[Collected data]
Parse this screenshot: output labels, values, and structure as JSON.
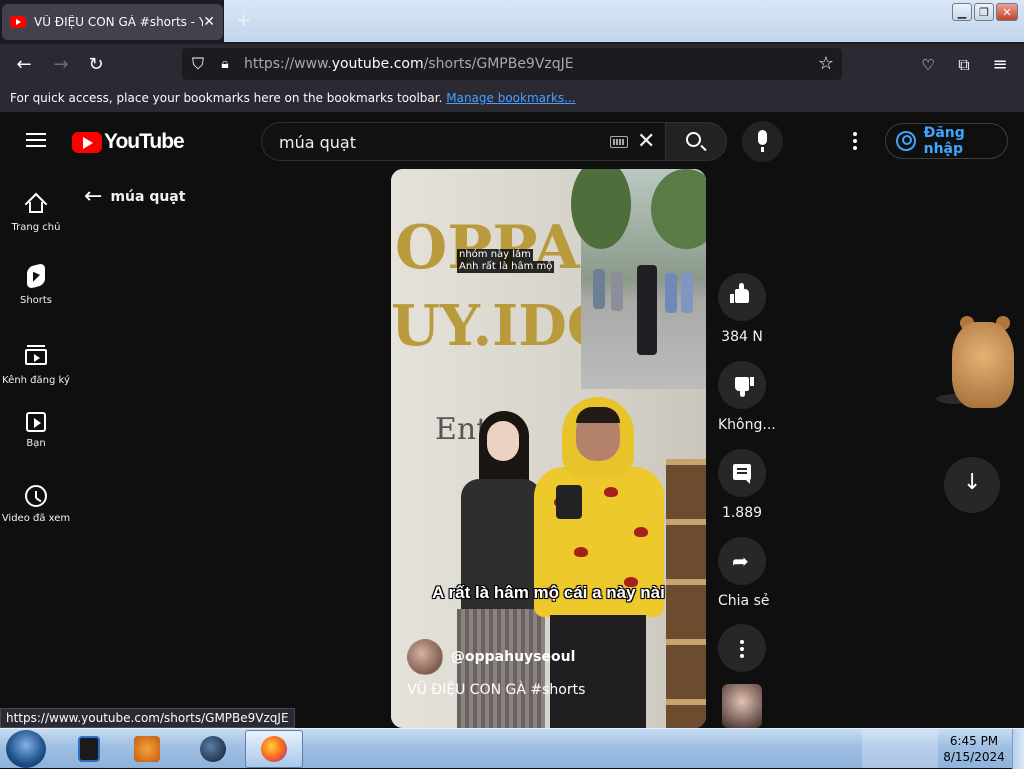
{
  "browser": {
    "tab_title": "VŨ ĐIỆU CON GÀ #shorts - You",
    "tab_close": "✕",
    "new_tab": "+",
    "url_prefix": "https://www.",
    "url_domain": "youtube.com",
    "url_path": "/shorts/GMPBe9VzqJE",
    "bookmark_text": "For quick access, place your bookmarks here on the bookmarks toolbar.",
    "bookmark_link": "Manage bookmarks...",
    "status_url": "https://www.youtube.com/shorts/GMPBe9VzqJE"
  },
  "youtube": {
    "logo_text": "YouTube",
    "search_value": "múa quạt",
    "signin_label": "Đăng nhập",
    "back_label": "múa quạt",
    "sidebar": [
      {
        "label": "Trang chủ",
        "icon": "home-icon"
      },
      {
        "label": "Shorts",
        "icon": "shorts-icon"
      },
      {
        "label": "Kênh đăng ký",
        "icon": "subscriptions-icon"
      },
      {
        "label": "Bạn",
        "icon": "you-icon"
      },
      {
        "label": "Video đã xem",
        "icon": "history-icon"
      }
    ],
    "video": {
      "sign_top": "OPPA",
      "sign_mid": "UY.IDO",
      "sign_low": "Ent",
      "caption_small_1": "nhóm này lắm",
      "caption_small_2": "Anh rất là hâm mộ",
      "caption_big": "A rất là hâm mộ cái a này nài",
      "channel_handle": "@oppahuyseoul",
      "title": "VŨ ĐIỆU CON GÀ #shorts"
    },
    "actions": {
      "likes": "384 N",
      "dislike_label": "Không...",
      "comments": "1.889",
      "share_label": "Chia sẻ"
    }
  },
  "taskbar": {
    "time": "6:45 PM",
    "date": "8/15/2024"
  },
  "colors": {
    "brand_red": "#ff0000",
    "link_blue": "#3ea6ff",
    "background": "#0f0f0f"
  }
}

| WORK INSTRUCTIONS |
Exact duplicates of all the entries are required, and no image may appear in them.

| RESPONSE TO THE EXERCISE |
Parse this screenshot: output labels, values, and structure as JSON.
{
  "browser": {
    "tab_title": "VŨ ĐIỆU CON GÀ #shorts - You",
    "tab_close": "✕",
    "new_tab": "+",
    "url_prefix": "https://www.",
    "url_domain": "youtube.com",
    "url_path": "/shorts/GMPBe9VzqJE",
    "bookmark_text": "For quick access, place your bookmarks here on the bookmarks toolbar.",
    "bookmark_link": "Manage bookmarks...",
    "status_url": "https://www.youtube.com/shorts/GMPBe9VzqJE"
  },
  "youtube": {
    "logo_text": "YouTube",
    "search_value": "múa quạt",
    "signin_label": "Đăng nhập",
    "back_label": "múa quạt",
    "sidebar": [
      {
        "label": "Trang chủ",
        "icon": "home-icon"
      },
      {
        "label": "Shorts",
        "icon": "shorts-icon"
      },
      {
        "label": "Kênh đăng ký",
        "icon": "subscriptions-icon"
      },
      {
        "label": "Bạn",
        "icon": "you-icon"
      },
      {
        "label": "Video đã xem",
        "icon": "history-icon"
      }
    ],
    "video": {
      "sign_top": "OPPA",
      "sign_mid": "UY.IDO",
      "sign_low": "Ent",
      "caption_small_1": "nhóm này lắm",
      "caption_small_2": "Anh rất là hâm mộ",
      "caption_big": "A rất là hâm mộ cái a này nài",
      "channel_handle": "@oppahuyseoul",
      "title": "VŨ ĐIỆU CON GÀ #shorts"
    },
    "actions": {
      "likes": "384 N",
      "dislike_label": "Không...",
      "comments": "1.889",
      "share_label": "Chia sẻ"
    }
  },
  "taskbar": {
    "time": "6:45 PM",
    "date": "8/15/2024"
  },
  "colors": {
    "brand_red": "#ff0000",
    "link_blue": "#3ea6ff",
    "background": "#0f0f0f"
  }
}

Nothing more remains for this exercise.